Because in this day and age shocking work fatalities still happen, the National Council for Occupational Safety and Health (National COSH) has assembled a list of companies with lousy safety records that they have named “The Dirty Dozen.” Any company on the list has shown a marked indifference to employee safety and health, with multiple violations on their record, along with serious employee injuries and deaths.
The Dirty Dozen for 2017
Leading the list of the Dirty Dozen is a company that used substandard trenching, with two workers dying as a result. The quotation that forms the title for this blog article, “He died standing,” refers to one of the workers who, because the trench filled so quickly, was found in a standing position. Atlantic Drain Services of Roslindale (a neighborhood of Boston), Massachusetts, so shocked the locals that the city of Boston no longer issues work permits to companies that have repeat OSHA violations. Additionally, the state government is discussing increasing corporate manslaughter penalties to $250,000—from $1,000.
Another notable member of this dubious list is Nissan USA of Franklin, Tennessee. The corporation has seen five of its employees die over five years. Furthermore, they have a known reputation for treating their workers badly. At a Mississippi plant, one worker claimed that her supervisors would not allow her to leave the production line to visit the site’s clinic; as a result, she finished her shift and then drove herself to the emergency room.
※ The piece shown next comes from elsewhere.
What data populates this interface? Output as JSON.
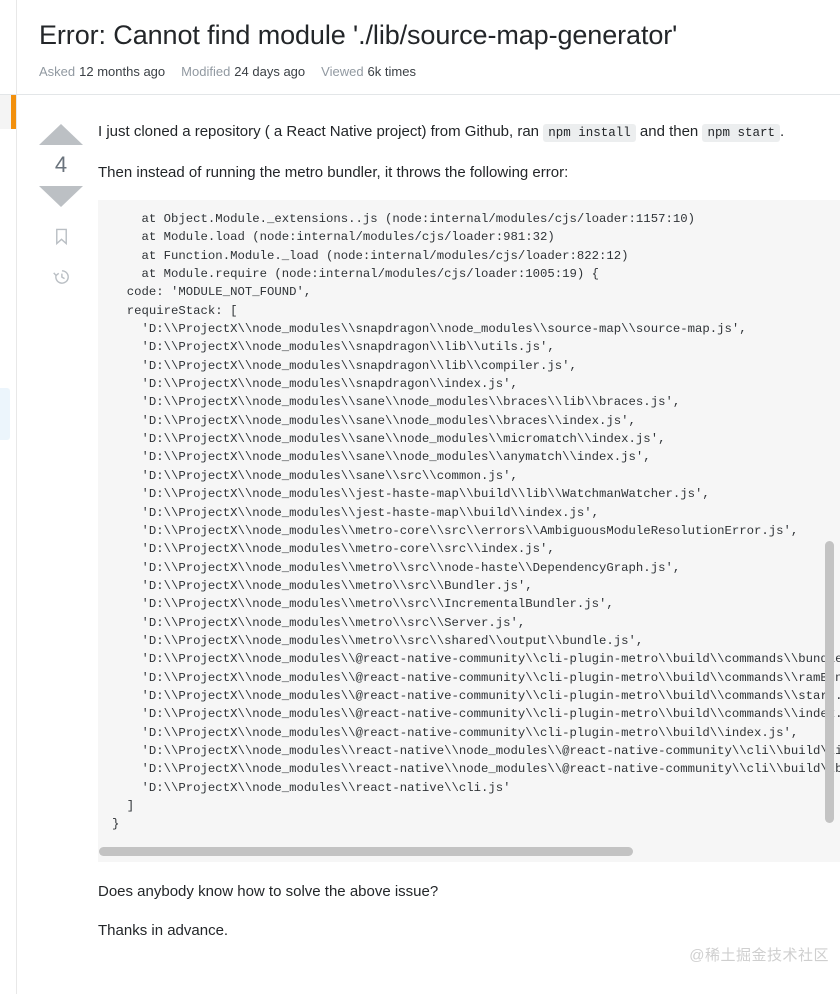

The same worker said that she had seen others crying from serious injuries who did not leave the line because they feared they would lose their jobs.
Yet another company was indicted for reckless homicide and involuntary manslaughter because of a worker’s death in a chemical explosion. Environmental Enterprises of Spring Grove, Ohio, has been characterized by OSHA as having no concern whatsoever for any employee’s safety.
Rounding out the Dirty Dozen for 2017 are:
- Dollar General, of Goodlettsville, TN
- PrimeFlight, of Nashville, TN
- California Cartage, of Long Beach, CA
- Valley Garlic of Coalinga, CA/X-Treme AG of Kerman, CA
- Fuyao Glass America of Dayton, OH
- Pilgrim’s Pride of Greeley, CO
- TransAm Trucking in Olathe, KS
- Samsung in Seoul, South Korea.
Persistence is Needed
The former deputy assistant secretary for OSHA, Jordan Barab, has gone on record as stating that he sees a move away from strong enforcement of worker safety and health regulations. Inevitably, such a trend would result in an ever greater number of injuries and fatalities. Barab characterized a proposed significant budget cut for OSHA as “pennywise and pound foolish,” stating, “Preventing injuries, illnesses and fatalities in the workplace not only reduces a terrible toll of human suffering – it also saves billions of dollars for employers and taxpayers.” Barab’s estimates of billions are backed up by figures from the insurance company Liberty Mutual.
The upshot is that we need to persist with strong enforcement of health and safety laws through OSHA, other federal agencies, and state agencies. To do anything less will result in innocent workers dying, a heartbreaking and costly loss to all of us.
Injured on the Job? Call A Local Baltimore Work Injury Lawyer.
Many situations can place employees at risk, including exposure to dangerous machinery, to caustic and toxic substances, or to conditions that could result in a horrifying end for workers. Steve Heisler has devoted 25 years to helping injured people and their families pursue compensation from those who caused them injury. Steve approaches each case with compassion and thorough investigation, leaving no stone unturned in his goal of obtaining justice for persons harmed by the actions or inactions of negligent employers, manufacturers and sub-contractors. If you or your loved one has been injured or killed in a work-related accident anywhere in Maryland, call the Baltimore injury lawyers of the Law Offices of Steven H. Heisler today at 1-410-625-4878, or use our online contact form. The initial consultation is always free.